(DATA SUPPLIED)
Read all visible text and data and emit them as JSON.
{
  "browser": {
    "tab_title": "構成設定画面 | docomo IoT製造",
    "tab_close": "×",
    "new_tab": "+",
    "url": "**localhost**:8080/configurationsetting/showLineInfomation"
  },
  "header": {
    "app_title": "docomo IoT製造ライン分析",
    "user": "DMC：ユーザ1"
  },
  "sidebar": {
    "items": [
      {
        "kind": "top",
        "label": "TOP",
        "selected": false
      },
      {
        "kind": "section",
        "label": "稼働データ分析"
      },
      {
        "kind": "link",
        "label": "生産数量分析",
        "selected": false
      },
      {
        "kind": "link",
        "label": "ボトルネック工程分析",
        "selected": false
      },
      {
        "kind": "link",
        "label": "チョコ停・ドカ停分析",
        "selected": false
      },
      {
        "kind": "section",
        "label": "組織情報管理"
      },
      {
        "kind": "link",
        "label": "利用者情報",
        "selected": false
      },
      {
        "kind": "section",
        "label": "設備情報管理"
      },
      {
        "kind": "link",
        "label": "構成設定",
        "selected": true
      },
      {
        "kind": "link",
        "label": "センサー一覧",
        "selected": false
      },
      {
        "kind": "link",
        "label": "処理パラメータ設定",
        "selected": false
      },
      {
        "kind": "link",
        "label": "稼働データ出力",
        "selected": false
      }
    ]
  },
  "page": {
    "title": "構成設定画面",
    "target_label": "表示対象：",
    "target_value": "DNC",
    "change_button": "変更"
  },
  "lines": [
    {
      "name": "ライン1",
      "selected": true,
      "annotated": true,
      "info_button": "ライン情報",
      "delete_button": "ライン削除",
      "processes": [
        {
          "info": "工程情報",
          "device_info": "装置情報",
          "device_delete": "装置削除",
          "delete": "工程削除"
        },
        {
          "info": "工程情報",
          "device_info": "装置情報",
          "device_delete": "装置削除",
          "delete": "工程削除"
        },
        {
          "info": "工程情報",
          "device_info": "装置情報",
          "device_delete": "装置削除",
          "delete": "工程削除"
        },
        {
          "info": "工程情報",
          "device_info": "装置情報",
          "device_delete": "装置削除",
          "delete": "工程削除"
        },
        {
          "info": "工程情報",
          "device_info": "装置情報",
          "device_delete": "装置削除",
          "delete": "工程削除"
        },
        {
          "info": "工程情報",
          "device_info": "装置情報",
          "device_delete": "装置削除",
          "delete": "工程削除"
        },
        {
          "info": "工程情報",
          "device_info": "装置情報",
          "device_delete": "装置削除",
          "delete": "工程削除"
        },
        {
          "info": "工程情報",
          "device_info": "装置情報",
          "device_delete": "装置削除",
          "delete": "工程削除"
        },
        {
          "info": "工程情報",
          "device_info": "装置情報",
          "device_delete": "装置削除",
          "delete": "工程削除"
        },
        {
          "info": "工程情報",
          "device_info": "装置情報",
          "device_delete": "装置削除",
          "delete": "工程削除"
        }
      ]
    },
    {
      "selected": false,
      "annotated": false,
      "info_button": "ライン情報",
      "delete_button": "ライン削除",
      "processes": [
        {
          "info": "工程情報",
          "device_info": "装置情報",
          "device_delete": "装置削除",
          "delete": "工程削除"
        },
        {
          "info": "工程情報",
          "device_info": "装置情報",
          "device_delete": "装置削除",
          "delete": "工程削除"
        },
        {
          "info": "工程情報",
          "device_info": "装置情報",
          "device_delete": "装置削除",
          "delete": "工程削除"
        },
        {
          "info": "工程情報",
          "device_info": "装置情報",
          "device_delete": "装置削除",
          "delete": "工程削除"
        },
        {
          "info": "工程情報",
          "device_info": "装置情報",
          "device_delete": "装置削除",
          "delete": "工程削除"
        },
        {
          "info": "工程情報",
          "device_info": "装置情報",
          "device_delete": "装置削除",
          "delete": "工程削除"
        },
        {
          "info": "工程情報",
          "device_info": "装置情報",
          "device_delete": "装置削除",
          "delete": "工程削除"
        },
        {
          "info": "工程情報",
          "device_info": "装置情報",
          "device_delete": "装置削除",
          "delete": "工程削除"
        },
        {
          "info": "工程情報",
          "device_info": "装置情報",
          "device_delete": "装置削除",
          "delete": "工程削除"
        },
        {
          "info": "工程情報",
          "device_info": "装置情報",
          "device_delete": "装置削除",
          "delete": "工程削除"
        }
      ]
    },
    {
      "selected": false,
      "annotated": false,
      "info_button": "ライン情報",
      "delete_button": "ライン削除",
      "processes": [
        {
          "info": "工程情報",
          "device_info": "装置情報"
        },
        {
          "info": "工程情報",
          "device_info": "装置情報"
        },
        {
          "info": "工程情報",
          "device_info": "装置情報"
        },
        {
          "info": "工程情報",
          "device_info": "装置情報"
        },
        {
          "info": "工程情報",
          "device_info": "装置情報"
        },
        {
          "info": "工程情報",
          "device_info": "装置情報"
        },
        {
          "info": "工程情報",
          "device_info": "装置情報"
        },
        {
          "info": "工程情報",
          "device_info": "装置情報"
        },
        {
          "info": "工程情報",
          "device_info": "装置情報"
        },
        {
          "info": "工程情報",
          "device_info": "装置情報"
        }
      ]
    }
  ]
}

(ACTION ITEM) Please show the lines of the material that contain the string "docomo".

(SOLUTION TO THIS PROBLEM)
    "tab_title": "構成設定画面 | docomo IoT製造",
    "app_title": "docomo IoT製造ライン分析",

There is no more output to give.